The subject of pregnancy, childbirth, and becoming a mother is a tricky one at best. Most women associate their fertility, pregnancy, and childbirth stories in a positive light and reflect on their stories with feelings of happiness and gratitude (Ayers, 2017). However, most women have also at least heard of the “baby blues” or postpartum depression, a mood disorder following pregnancy and childbirth that affects 1 in 7 women the year after giving birth (Langdon, 2022). It is also estimated that nearly 50% of mothers with postpartum depression are not diagnosed by a health professional (Langdon, 2022).

But what happens if what happens isn’t what was supposed to happen? Due to an increasing number of difficulties surrounding infertility, poor health or complications in pregnancy, a history of PTSD, a negative subjective birth experience, having an operative birth (i.e., assisted vaginal or caesarean section), and lack of support during birth (Ayers, 2017), to name a few, some women find themselves tangled in a web of emotions that they neither understand nor can communicate. The percentages of women who experience postpartum PTSD or other postpartum mood issues works out to at least 157,000 in the United States alone, every year (Ayers, 2017). The new mother in some of these situations may grapple with anxiety, guilt, stress, overwhelm, sleep deprivation, anger, sadness, and/or grief that don’t seem to fit into the “baby blues” category.

Making sense of your story and what you’ve gone through may begin through giving yourself permission to not be okay. There’s often a pressure new moms feel, compounded by well-meaning family and friends (and even sometimes some strangers) who only see the external results of what you’ve gone through (maybe they see you pregnant again after loss, maybe they see your baby healthy and happy, maybe they try to hold out hope for some future situation that would make your current story “all better”). What would it be like to be rid of that pressure and just try to understand more about what your story actually IS, not what you thought it would be or what some think it could be?

In my story, ONE precious person in my life could see my struggle continuing eight months postpartum and call it what it was – trauma. The interesting thing about trauma is that it is subjective – kind of like “beauty is in the eye of the beholder,” trauma is in the eye of the experiencer. This is what makes it so difficult to share infertility, pregnancy, and childbirth stories sometimes, because a person can look very different on the inside than they seem to everyone else, and each person will process a situation from completely different perspectives. And that’s okay.

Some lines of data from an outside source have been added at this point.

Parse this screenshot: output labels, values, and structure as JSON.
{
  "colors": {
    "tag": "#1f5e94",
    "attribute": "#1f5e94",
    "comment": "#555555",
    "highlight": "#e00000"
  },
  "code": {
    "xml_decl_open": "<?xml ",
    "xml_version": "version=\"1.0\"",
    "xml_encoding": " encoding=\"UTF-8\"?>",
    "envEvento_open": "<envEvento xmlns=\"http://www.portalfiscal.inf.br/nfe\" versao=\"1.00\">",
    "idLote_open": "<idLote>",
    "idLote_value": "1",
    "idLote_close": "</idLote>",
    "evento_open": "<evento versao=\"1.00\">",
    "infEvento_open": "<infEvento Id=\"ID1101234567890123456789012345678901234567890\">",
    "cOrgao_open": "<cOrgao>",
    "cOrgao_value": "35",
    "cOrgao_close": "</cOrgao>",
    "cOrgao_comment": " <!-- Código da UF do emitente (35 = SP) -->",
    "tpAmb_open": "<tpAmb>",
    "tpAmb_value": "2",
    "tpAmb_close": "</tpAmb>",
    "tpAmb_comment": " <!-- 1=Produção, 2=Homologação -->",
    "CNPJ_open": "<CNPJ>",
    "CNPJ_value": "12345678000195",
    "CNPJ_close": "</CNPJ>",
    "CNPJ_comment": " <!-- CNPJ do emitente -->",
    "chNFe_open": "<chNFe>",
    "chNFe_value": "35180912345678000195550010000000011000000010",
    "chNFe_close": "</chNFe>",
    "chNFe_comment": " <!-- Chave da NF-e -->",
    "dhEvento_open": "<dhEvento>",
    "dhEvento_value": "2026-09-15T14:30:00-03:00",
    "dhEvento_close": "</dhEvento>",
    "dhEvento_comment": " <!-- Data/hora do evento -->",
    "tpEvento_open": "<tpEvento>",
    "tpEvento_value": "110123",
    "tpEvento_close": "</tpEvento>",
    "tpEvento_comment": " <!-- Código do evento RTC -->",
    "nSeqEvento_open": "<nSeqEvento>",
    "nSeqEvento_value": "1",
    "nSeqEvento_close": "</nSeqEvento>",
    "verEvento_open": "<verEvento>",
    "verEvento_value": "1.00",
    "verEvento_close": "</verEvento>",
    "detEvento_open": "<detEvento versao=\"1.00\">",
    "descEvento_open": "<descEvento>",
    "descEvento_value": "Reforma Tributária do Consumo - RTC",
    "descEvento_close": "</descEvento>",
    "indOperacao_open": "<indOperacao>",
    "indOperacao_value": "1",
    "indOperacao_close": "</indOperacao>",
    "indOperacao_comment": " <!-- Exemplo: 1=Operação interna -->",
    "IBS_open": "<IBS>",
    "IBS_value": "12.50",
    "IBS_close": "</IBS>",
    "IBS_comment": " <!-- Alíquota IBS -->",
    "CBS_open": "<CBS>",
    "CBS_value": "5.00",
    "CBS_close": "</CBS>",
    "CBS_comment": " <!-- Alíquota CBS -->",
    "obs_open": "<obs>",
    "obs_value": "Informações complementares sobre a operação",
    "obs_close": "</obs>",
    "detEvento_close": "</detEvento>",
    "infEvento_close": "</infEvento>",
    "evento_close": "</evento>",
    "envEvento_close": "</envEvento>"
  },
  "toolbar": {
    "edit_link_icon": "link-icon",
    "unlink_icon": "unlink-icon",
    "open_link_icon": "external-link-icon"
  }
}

Perhaps this resonates with your story or the story of someone you know. I would encourage you to have them reach out to a professional counselor who can hold space for them and equip them to work through their story of what happened when it wasn’t supposed to happen this way.

Michelle's Book Recommendations
How to Heal a Bad Birth: Making Sense, Making Peace, and Moving On
Heal Your Birth Story....Releasing the Unexpected
Birth Trauma: A Guide for You, Your Friends and Family, to Coping with Post-Traumatic Stress Disorder Following Birth

Ayers, S. (2017). Birth trauma and post-traumatic stress disorder: The importance of risk and
resilience. Journal of Reproductive and Infant Psychology, 35:5, 427-430, DOI:                         10.1080/02646838.2017.1386874

Langdon, K. (2022). Statistics on postpartum depression - postpartum depression resources.